What is a project or accomplishment you're most proud of? 

I’m working on my MFA right now, I am really proud of myself for sticking with it, there have been a lot of moments where I’ve considered stopping but I see it as a step towards the fine art world. For the majority of my practice I’ve created works that I sell online. While I always want to have prints available to people who follow me at an affordable price point I really hope to have the chance to show at galleries soon. While it’s not finished, my sculpture practice is something I’m very excited to share.

What message or values do you aim to communicate through your work? 

Take time to understand yourself, and put work into unlearning harmful notions of what it means to be sexy, desirable, and wanted. Make space for yourself and use that space to encourage others to rethink how they approach their ideas of womanhood.

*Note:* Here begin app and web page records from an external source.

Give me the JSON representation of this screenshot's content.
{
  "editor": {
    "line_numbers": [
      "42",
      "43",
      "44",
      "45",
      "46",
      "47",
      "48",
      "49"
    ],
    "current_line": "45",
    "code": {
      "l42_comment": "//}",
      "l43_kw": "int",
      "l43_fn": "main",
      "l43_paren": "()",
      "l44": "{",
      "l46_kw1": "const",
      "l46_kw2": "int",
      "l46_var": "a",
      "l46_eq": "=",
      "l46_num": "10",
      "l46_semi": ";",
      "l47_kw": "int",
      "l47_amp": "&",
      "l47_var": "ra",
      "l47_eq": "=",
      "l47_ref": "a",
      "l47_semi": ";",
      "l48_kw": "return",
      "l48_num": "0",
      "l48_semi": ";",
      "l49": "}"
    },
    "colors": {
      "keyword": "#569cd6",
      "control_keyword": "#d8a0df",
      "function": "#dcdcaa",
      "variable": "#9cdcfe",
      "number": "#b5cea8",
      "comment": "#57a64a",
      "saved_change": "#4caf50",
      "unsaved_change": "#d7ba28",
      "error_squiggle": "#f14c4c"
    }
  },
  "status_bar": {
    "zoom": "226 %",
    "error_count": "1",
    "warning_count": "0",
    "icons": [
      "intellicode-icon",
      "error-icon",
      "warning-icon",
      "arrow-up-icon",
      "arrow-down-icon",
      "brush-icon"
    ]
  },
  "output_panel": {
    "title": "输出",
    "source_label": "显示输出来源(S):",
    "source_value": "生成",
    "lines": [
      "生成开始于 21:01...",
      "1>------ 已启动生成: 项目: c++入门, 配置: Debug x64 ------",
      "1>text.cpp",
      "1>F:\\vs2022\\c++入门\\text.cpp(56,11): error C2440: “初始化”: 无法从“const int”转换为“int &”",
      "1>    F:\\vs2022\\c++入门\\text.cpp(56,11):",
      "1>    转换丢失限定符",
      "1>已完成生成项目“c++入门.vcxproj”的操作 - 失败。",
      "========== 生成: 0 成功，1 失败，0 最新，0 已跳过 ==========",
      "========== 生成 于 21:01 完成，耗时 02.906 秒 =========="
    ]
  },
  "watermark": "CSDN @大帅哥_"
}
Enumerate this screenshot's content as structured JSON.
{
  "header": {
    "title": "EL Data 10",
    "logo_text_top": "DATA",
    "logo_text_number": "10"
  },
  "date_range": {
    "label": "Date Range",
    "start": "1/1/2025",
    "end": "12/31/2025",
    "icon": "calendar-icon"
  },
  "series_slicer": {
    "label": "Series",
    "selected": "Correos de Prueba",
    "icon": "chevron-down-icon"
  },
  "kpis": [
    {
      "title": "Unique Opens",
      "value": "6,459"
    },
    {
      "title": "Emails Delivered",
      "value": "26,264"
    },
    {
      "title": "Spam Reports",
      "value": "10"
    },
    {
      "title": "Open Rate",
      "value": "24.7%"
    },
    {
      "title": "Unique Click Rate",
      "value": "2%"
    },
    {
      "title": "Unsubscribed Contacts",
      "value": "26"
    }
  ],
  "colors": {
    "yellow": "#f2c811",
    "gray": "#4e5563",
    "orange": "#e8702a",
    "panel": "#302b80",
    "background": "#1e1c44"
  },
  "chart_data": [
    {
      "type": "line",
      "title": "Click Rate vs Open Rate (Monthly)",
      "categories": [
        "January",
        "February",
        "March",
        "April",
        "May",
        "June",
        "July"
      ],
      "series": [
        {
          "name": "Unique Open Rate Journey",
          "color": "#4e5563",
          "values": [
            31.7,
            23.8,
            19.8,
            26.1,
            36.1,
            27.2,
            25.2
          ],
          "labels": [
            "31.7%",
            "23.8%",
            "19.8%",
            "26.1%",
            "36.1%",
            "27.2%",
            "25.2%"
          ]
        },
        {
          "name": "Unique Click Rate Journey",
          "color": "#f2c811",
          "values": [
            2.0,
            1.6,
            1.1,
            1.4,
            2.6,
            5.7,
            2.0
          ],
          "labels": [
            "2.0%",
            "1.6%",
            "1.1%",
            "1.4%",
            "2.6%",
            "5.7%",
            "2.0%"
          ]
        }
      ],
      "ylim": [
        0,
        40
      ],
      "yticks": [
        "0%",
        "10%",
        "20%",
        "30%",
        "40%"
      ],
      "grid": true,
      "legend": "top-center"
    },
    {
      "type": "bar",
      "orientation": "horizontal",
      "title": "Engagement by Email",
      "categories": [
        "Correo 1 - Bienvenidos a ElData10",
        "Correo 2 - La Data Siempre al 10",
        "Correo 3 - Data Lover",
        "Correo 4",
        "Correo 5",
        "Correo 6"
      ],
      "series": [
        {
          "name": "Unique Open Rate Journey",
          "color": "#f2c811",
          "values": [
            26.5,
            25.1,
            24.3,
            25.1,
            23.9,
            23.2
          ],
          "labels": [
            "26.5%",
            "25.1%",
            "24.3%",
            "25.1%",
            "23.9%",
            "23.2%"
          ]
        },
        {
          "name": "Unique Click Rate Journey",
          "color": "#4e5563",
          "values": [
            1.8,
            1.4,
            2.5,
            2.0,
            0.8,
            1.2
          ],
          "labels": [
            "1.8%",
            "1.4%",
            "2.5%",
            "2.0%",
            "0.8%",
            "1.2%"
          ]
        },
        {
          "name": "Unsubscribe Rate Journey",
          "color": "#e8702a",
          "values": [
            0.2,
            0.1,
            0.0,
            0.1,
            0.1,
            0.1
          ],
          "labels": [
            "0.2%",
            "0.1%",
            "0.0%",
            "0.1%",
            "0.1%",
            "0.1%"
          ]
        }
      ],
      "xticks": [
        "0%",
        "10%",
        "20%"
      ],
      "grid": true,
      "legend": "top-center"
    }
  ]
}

What's a handy tip or trick you use to put yourself into your creative 'zone'?

Kindness, patience, breaks. I get burnt out really easily, and I think this narrative to always be busy and productive is really harmful. I think knowing your limits, and knowing they are different than those around you is the only way to keep yourself productive and happy. There’s been a lot of imagery of sad artists, and while I definitely find inspiration in real changes in emotions and my experience with depression and anxiety, I want my practice to be a space where I heal.

Do you have a piece of advice for fellow creatives trying to hone their crafts and turn their creative passions to careers?

Share what you make and don’t be worried about everything being perfect. I am honestly not sure what gave me the confidence to share some of my earlier work, because looking back on it, it was not my best. But, I was learning and being vulnerable and something about that resonated with people. Ask people what they like, and ask people you admire for advice, I am constantly delighted by how genuinely open to helping others people are if you just ask. That being said, respect peoples time, and don’t expect your success to happen overnight, it’s a very slow burn.

What's a fun fact about you that not many people know? 

I mentioned it a bit above but I am not sure a lot of people know that I am self-taught. In my early years of university, I would go through the aisles of this tiny art store and pick up new products, (googling them on my phone, too nervous to ask for help) and just go home and mess around. I developed my style by trying to emulate other people, and failing.

Connect with Quinn: